San Francisco. In the late 1960s, young people across the nation abandoned their lives, their families and their identities to come live in “crash pads” in San Francisco, take drugs, listen to rock music, see experimental theater and, when they had to, work at menial jobs. What happened? The same thing that happened to Greenwich Village. Today, San Francisco is one of the most expensive cities in the country. It’s more likely that someone would move to San Francisco to become a stockbroker than to “wear flowers in his/her hair.” But if you go to Haight-Ashbury near Golden Gate Park, you’ll see many grizzled, long-haired, tattooed homeless men in their 50s and 60s — people who came there during the hippie era, got into drugs and never escaped the street life.
The Upper West Side. At the same time that Greenwich Village was attracting young artists and musicians, the Upper West Side was attracting young intellectuals and activists. Bookstores like the New Yorker attracted young people who would pore over books and magazines for hours in that pre-Internet age, while theaters like the Thalia played classic and imported films that couldn’t be seen on TV (in that pre-VCR and DVD age). West Side people, who dressed casually, listened to folk or rock music, and studied subjects like social work, didn’t like East Side people, who were more like yuppies, and vice versa. Today, however, these two parts of Manhattan are virtually identical.
So, all you twenty-somethings who are having a great time living in, and partying in, Williamsburg, Bushwick, Red Hook and so on, enjoy it while you can.

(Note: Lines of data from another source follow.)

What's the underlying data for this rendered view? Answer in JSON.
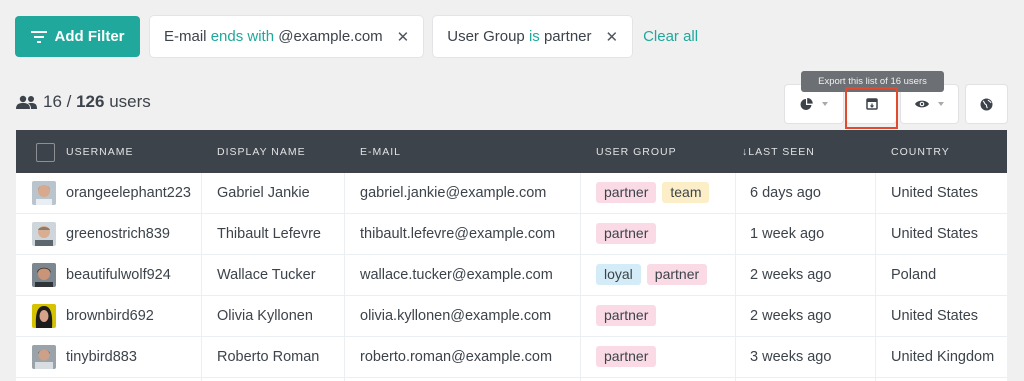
{
  "filter_bar": {
    "add_filter_label": "Add Filter",
    "filters": [
      {
        "field": "E-mail",
        "operator": "ends with",
        "value": "@example.com"
      },
      {
        "field": "User Group",
        "operator": "is",
        "value": "partner"
      }
    ],
    "remove_icon": "✕",
    "clear_all_label": "Clear all"
  },
  "counter": {
    "filtered": "16",
    "separator": " / ",
    "total": "126",
    "unit": " users"
  },
  "toolbar": {
    "tooltip": "Export this list of 16 users",
    "buttons": [
      "pie-chart-icon",
      "export-icon",
      "eye-icon",
      "globe-icon"
    ]
  },
  "table": {
    "columns": [
      "USERNAME",
      "DISPLAY NAME",
      "E-MAIL",
      "USER GROUP",
      "↓LAST SEEN",
      "COUNTRY"
    ],
    "rows": [
      {
        "username": "orangeelephant223",
        "display_name": "Gabriel Jankie",
        "email": "gabriel.jankie@example.com",
        "groups": [
          "partner",
          "team"
        ],
        "last_seen": "6 days ago",
        "country": "United States"
      },
      {
        "username": "greenostrich839",
        "display_name": "Thibault Lefevre",
        "email": "thibault.lefevre@example.com",
        "groups": [
          "partner"
        ],
        "last_seen": "1 week ago",
        "country": "United States"
      },
      {
        "username": "beautifulwolf924",
        "display_name": "Wallace Tucker",
        "email": "wallace.tucker@example.com",
        "groups": [
          "loyal",
          "partner"
        ],
        "last_seen": "2 weeks ago",
        "country": "Poland"
      },
      {
        "username": "brownbird692",
        "display_name": "Olivia Kyllonen",
        "email": "olivia.kyllonen@example.com",
        "groups": [
          "partner"
        ],
        "last_seen": "2 weeks ago",
        "country": "United States"
      },
      {
        "username": "tinybird883",
        "display_name": "Roberto Roman",
        "email": "roberto.roman@example.com",
        "groups": [
          "partner"
        ],
        "last_seen": "3 weeks ago",
        "country": "United Kingdom"
      }
    ]
  },
  "colors": {
    "accent": "#1fa89b",
    "header_bg": "#3c434a",
    "highlight": "#e04a2f"
  }
}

Twenty years from now, the front of hip-ness will have moved elsewhere. Where? Brownsville/East New York, perhaps? Or Staten Island? You can never tell!